America may be at the forefront of innovation in some areas, but it lags behind a bunch of Asian and European countries when it comes to internet speeds. In fact, a recent study by Akamai ranked the U.S. just eighth in the world with speeds a hair under 10Mbps (megabits per second). South Korea placed first with average speeds of just over 22Mbps. Despite doubling the speed, South Koreans pay just 50 bucks on average. Google aims to improve Americans' internet speeds drastically with Google Fiber.

How fast is Google fiber? Try 100x faster than the 10Mbps average. That's right, Google Fiber delivers speeds of up to 1gbps. Fiber is also a bargain when compared to traditional internet plans from companies such as Time Warner, Comcast, Verizon and AT&T. Plans start at just $0.00. You read that right, Google Fiber is free (but throttled to 5mbps.) The 1gbps service costs $70 a month and an internet plus TV bundle comes in at $120 month. A one time construction fee of $30 is also applied to your order.

Why is increasing internet speeds so important? Kevin Lo, general manager of Google Fiber, addressed this very issue during a conference call with reporters on Wednesday.

"People do more and more of what they love on the web when speeds are fast, and they walk away when speeds are slow," Lo said.

The service is highly superior to anything currently in the U.S. today. So why don't you have fiber? It's a bear to roll out a cross-country network.

"We're acknowledging readily now that building a telecom network or fiber-optic network is a really big job," Mr. Lo said.

If things like ditches need to be dug to run fiber optic wire, traffic may get disrupted and people will get ticked off.

"One big push in one city can be enormously disruptive to a community that's not ready, both for residents and city officials," he added.

As Fiber is introduced in more and more cities nationwide other internet providers are beginning to lose their monopoly like status says Julian Castro, mayor of San Antonio.

"Competition is good in these local markets, and as providers have to compete, they lower their rates on traditional Internet speed and also improve their service offerings."

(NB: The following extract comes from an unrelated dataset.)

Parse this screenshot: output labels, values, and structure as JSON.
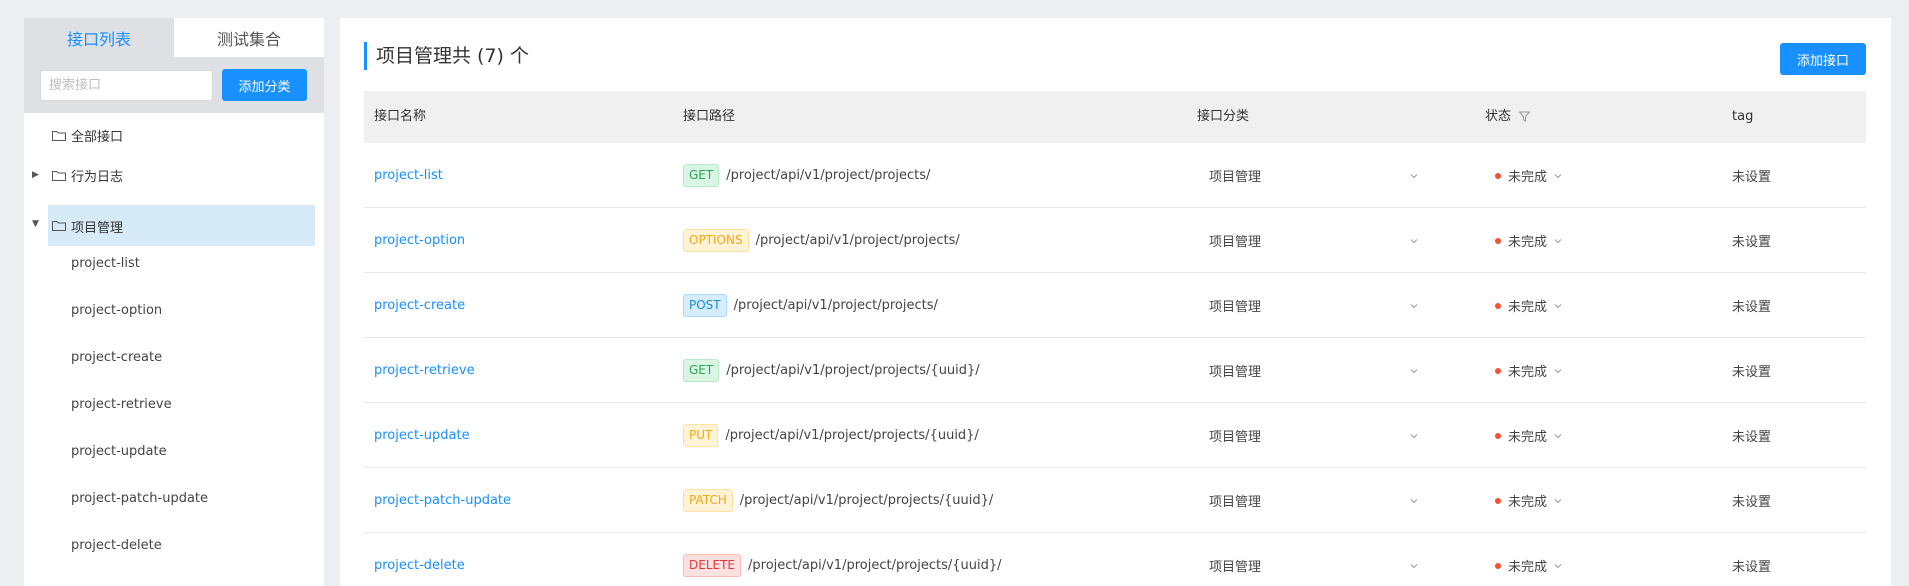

The 34 cities haven't been announced at this current point in time, though I bet San Antonio wants to be chosen badly. Other areas being considered are Raleigh-Durham in North Carolina. Lo hopes to announce the exact locales by the end of 2014.

Are you interested in getting Google Fiber web service as soon as it becomes available if your area? Let me know in the comments section below.